Say how many lines of the data below have the word "JSON" in them. Add nothing else.
(Records supplied Opens)
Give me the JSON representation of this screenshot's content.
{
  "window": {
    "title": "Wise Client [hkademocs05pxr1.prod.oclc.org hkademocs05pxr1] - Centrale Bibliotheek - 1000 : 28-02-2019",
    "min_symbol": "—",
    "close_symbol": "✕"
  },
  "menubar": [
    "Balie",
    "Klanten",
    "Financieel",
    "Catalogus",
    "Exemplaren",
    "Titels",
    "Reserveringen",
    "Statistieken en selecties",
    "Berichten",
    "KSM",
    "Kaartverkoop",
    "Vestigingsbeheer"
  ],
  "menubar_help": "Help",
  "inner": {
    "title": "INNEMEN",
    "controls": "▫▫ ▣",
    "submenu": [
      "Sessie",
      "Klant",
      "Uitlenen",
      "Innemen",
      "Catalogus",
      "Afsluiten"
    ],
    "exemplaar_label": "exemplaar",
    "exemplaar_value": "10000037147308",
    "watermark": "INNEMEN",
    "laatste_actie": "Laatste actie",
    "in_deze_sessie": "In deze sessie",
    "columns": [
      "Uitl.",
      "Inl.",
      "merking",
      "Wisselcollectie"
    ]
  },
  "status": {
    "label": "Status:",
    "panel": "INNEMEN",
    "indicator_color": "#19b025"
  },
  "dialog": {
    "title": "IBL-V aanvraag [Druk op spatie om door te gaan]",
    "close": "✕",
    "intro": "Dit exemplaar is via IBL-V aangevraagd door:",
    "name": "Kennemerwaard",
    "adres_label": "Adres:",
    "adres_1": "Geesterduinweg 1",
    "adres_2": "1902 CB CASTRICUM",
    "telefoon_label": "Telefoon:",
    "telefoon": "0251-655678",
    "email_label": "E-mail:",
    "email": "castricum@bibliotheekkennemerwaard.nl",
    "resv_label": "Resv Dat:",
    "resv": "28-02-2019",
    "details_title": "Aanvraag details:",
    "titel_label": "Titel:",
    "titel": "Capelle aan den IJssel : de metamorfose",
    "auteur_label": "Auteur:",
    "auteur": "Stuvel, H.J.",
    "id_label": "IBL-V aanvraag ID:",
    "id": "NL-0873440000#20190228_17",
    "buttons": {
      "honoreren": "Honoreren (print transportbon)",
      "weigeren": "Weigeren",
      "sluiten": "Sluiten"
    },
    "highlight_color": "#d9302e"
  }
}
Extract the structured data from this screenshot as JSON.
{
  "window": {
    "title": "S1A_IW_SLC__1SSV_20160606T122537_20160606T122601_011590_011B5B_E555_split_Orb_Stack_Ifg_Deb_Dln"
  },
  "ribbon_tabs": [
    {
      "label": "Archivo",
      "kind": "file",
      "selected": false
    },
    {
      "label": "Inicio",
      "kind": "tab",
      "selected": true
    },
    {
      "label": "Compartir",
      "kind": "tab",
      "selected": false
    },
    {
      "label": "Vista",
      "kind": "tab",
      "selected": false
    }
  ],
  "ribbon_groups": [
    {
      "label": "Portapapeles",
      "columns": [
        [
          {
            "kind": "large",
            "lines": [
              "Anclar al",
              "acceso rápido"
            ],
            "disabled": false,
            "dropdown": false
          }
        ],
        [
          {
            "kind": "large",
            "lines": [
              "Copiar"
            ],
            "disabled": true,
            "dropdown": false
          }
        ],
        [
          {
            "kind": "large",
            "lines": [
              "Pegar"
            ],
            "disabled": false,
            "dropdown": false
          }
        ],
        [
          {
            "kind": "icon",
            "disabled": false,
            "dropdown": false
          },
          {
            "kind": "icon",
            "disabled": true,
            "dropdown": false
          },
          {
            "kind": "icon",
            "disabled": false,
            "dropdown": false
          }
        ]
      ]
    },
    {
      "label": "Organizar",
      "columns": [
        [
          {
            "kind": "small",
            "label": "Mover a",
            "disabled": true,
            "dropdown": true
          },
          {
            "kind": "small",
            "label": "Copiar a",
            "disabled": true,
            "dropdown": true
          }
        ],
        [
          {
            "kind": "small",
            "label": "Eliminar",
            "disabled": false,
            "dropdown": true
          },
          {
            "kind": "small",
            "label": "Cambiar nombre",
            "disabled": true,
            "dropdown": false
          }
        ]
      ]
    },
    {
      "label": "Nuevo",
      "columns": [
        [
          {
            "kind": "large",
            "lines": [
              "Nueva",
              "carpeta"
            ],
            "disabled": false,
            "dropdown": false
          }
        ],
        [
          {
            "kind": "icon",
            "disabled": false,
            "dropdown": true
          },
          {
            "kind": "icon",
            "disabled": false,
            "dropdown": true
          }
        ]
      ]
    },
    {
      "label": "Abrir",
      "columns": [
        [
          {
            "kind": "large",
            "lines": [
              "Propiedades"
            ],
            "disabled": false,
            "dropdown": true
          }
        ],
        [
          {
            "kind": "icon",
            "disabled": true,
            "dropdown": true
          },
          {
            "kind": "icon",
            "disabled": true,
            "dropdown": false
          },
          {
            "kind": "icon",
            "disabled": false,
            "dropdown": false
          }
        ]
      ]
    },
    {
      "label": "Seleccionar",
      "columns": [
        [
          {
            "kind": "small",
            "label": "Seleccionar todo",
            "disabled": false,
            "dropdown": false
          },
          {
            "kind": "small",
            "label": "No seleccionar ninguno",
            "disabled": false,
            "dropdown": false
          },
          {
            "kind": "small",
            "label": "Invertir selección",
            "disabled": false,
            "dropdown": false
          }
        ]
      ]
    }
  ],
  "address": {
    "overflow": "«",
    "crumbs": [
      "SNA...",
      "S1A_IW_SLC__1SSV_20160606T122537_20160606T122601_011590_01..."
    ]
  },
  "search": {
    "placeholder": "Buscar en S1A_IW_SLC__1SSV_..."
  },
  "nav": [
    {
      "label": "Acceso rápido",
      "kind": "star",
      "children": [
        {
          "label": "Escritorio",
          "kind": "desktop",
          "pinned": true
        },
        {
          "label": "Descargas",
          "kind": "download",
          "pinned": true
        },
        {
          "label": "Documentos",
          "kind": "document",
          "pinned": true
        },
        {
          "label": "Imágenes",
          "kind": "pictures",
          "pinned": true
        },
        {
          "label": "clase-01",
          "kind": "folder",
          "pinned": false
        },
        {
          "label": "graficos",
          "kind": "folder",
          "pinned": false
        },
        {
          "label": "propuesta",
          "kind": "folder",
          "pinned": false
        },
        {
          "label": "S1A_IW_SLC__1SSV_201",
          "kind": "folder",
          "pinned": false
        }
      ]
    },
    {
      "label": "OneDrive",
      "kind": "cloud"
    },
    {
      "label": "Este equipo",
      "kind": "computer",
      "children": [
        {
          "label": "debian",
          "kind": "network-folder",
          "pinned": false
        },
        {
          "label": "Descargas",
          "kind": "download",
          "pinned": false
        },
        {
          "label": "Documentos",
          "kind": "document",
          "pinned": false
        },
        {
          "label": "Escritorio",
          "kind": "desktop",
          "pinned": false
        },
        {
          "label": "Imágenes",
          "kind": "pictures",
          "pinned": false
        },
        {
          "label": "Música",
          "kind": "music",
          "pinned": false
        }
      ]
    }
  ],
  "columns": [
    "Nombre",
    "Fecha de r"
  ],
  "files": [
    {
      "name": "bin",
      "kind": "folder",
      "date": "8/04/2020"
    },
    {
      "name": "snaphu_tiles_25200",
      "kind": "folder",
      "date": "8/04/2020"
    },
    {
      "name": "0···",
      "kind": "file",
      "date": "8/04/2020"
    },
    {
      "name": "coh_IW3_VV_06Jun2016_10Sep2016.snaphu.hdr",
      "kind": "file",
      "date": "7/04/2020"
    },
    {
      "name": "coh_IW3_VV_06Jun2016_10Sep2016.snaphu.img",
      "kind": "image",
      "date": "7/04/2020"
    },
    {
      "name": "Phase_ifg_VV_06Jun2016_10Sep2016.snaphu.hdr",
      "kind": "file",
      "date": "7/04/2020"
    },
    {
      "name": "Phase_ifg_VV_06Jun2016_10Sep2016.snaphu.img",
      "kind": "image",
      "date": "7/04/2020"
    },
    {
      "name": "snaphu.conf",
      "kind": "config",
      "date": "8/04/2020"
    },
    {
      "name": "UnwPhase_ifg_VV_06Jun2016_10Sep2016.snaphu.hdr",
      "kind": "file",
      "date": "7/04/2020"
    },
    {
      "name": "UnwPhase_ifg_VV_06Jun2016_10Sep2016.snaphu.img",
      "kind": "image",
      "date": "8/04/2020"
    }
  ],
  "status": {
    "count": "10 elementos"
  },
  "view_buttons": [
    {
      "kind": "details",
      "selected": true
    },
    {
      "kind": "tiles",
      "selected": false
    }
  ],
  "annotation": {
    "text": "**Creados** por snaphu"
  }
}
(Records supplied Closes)
→ **Answer for the task**: 2